- Alimony deduction for payments made under orders executed after December 31, 2018. For new orders, the TCJA no longer allows payors to deduct alimony payments or require the recipient to report income for alimony received. (Payments under existing orders are grandfathered and may continue to be deducted by the payor and should be reported as income by the recipient.)
- Tuition and fees deduction expired under previous law and was not renewed by the TCJA.
- Domestic production activities deduction (DPAD)
- Moving expenses are disallowed except for the expenses of active members of the military who relocate pursuant to military orders.
Stays the same
- Educator expense deduction. K-12 educators can deduct up to $250 per year for unreimbursed classroom supplies.
- Student loan interest of up to $2,500 can be deducted by qualifying taxpayers for interest paid on student loans.
- Health savings account (HSA) deduction
- IRA deduction
- Deductions for self-employed taxpayers such as SE tax, SE health insurance, and SE qualified retirement plan contributions.
Some education benefits remain the same, others modified
Taxpayers can continue to claim the American Opportunity Credit, a credit of up to $2,500 per year for the first four years of college education, and the lifetime learning credit, a credit of up to $2,000 per year for qualifying education expenses.

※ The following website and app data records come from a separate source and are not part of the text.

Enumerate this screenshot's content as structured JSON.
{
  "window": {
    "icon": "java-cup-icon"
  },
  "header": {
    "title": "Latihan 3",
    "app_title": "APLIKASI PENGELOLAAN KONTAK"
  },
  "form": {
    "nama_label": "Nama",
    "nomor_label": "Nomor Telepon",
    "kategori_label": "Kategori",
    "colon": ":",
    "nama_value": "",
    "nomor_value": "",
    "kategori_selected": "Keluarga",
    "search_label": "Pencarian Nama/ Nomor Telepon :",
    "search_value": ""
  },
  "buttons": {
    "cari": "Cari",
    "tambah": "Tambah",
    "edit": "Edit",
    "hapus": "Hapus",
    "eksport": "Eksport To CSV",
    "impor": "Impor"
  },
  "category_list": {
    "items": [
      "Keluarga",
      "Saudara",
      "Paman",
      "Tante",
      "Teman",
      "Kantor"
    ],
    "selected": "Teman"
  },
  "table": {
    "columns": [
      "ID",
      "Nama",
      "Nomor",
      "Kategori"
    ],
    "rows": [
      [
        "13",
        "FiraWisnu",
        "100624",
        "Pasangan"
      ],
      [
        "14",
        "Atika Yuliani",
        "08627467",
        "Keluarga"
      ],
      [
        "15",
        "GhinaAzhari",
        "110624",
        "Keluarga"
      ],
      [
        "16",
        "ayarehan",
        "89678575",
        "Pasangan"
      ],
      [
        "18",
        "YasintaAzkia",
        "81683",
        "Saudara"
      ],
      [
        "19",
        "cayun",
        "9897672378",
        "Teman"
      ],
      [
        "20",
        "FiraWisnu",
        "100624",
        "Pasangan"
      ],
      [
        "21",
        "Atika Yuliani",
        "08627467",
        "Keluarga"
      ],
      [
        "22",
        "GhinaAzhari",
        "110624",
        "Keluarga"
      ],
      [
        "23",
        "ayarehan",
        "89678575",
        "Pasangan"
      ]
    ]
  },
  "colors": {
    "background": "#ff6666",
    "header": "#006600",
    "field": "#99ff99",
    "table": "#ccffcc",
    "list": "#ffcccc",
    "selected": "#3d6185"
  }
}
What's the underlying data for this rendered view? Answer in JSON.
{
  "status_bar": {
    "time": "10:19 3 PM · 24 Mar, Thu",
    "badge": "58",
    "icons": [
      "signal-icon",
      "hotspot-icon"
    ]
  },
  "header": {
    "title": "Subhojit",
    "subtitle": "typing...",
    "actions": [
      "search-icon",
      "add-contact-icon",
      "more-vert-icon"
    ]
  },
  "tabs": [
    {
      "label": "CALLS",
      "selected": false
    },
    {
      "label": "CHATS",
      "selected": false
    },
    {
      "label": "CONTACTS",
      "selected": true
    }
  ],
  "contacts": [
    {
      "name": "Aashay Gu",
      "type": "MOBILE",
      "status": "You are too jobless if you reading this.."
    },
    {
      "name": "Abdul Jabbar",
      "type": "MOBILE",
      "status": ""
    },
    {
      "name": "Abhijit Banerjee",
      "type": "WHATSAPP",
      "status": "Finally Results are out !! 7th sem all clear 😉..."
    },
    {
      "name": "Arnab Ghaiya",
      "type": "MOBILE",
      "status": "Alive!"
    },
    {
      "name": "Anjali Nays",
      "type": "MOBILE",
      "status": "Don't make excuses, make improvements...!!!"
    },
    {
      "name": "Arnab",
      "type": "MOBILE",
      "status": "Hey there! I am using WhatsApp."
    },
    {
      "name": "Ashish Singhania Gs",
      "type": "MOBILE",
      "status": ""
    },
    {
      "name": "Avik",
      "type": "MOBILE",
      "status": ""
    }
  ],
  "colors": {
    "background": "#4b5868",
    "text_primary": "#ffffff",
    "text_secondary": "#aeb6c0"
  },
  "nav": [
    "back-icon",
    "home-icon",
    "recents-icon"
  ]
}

Taxpayers can continue to use savings bonds for education, educational assistance programs provided by employers, 529 plans and Coverdell education savings plans to save for college. Some scholarships and tuition waivers can continue to be treated as tax-free if certain conditions are met.
Taxpayers whose student loans are cancelled because death or total and permanent disability may be eligible to treat the cancellation of debt as tax-free.
Health care penalty eliminated
The penalty for failure to obtain health insurance coverage (the “individual mandate”) will be eliminated beginning in 2019. Taxpayers who did not have coverage in 2017 or 2018 will continue to owe a penalty for those years, unless they qualify for an exemption.
Self-employed taxpayers may claim a new deduction for qualified business income
Self-employed taxpayers can deduct up to 20% of qualified business income from a sole proprietorship, partnership, or S corporation. There are a few very important limitations placed on the deductions that we will go into in another post as this new code section is one of the more complicated aspects of TCJA.